PROBLEM: Write all of the entries out again exactly.

Component data from apps and pages

######

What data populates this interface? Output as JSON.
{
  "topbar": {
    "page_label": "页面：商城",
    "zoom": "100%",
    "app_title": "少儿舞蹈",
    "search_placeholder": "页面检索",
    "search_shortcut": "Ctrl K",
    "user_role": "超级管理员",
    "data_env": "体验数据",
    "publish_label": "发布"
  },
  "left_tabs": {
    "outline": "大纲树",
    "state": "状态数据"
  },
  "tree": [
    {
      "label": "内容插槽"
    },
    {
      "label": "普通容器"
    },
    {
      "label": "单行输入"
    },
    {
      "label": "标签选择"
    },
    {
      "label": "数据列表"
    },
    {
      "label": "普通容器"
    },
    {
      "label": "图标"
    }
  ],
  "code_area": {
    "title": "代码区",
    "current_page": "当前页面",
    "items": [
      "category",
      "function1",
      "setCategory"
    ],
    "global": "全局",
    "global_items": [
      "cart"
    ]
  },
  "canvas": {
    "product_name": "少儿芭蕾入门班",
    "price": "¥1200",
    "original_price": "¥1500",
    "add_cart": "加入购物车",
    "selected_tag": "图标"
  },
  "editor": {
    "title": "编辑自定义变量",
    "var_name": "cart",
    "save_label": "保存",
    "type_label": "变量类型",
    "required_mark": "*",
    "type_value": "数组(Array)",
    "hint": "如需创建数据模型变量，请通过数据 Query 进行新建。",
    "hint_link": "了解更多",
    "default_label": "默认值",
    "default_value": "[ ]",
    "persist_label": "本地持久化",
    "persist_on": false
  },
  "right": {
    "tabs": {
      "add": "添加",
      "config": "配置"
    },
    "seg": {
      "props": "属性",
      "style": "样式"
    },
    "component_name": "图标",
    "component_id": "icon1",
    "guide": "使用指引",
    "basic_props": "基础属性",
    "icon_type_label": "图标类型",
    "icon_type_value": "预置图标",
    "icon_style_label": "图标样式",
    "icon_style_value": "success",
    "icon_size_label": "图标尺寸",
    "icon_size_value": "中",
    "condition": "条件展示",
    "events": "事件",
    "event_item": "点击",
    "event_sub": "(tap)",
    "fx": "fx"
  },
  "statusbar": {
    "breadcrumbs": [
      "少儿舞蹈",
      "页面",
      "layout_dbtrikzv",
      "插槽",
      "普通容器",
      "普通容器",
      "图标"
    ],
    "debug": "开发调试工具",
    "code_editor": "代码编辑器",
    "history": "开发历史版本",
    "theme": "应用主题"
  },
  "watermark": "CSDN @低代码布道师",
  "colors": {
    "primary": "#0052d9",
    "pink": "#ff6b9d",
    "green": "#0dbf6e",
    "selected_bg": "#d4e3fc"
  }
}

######

EXERCISE ANSWER:
What data populates this interface? Output as JSON.
{
  "topbar": {
    "page_label": "页面：商城",
    "zoom": "100%",
    "app_title": "少儿舞蹈",
    "search_placeholder": "页面检索",
    "search_shortcut": "Ctrl K",
    "user_role": "超级管理员",
    "data_env": "体验数据",
    "publish_label": "发布"
  },
  "left_tabs": {
    "outline": "大纲树",
    "state": "状态数据"
  },
  "tree": [
    {
      "label": "内容插槽"
    },
    {
      "label": "普通容器"
    },
    {
      "label": "单行输入"
    },
    {
      "label": "标签选择"
    },
    {
      "label": "数据列表"
    },
    {
      "label": "普通容器"
    },
    {
      "label": "图标"
    }
  ],
  "code_area": {
    "title": "代码区",
    "current_page": "当前页面",
    "items": [
      "category",
      "function1",
      "setCategory"
    ],
    "global": "全局",
    "global_items": [
      "cart"
    ]
  },
  "canvas": {
    "product_name": "少儿芭蕾入门班",
    "price": "¥1200",
    "original_price": "¥1500",
    "add_cart": "加入购物车",
    "selected_tag": "图标"
  },
  "editor": {
    "title": "编辑自定义变量",
    "var_name": "cart",
    "save_label": "保存",
    "type_label": "变量类型",
    "required_mark": "*",
    "type_value": "数组(Array)",
    "hint": "如需创建数据模型变量，请通过数据 Query 进行新建。",
    "hint_link": "了解更多",
    "default_label": "默认值",
    "default_value": "[ ]",
    "persist_label": "本地持久化",
    "persist_on": false
  },
  "right": {
    "tabs": {
      "add": "添加",
      "config": "配置"
    },
    "seg": {
      "props": "属性",
      "style": "样式"
    },
    "component_name": "图标",
    "component_id": "icon1",
    "guide": "使用指引",
    "basic_props": "基础属性",
    "icon_type_label": "图标类型",
    "icon_type_value": "预置图标",
    "icon_style_label": "图标样式",
    "icon_style_value": "success",
    "icon_size_label": "图标尺寸",
    "icon_size_value": "中",
    "condition": "条件展示",
    "events": "事件",
    "event_item": "点击",
    "event_sub": "(tap)",
    "fx": "fx"
  },
  "statusbar": {
    "breadcrumbs": [
      "少儿舞蹈",
      "页面",
      "layout_dbtrikzv",
      "插槽",
      "普通容器",
      "普通容器",
      "图标"
    ],
    "debug": "开发调试工具",
    "code_editor": "代码编辑器",
    "history": "开发历史版本",
    "theme": "应用主题"
  },
  "watermark": "CSDN @低代码布道师",
  "colors": {
    "primary": "#0052d9",
    "pink": "#ff6b9d",
    "green": "#0dbf6e",
    "selected_bg": "#d4e3fc"
  }
}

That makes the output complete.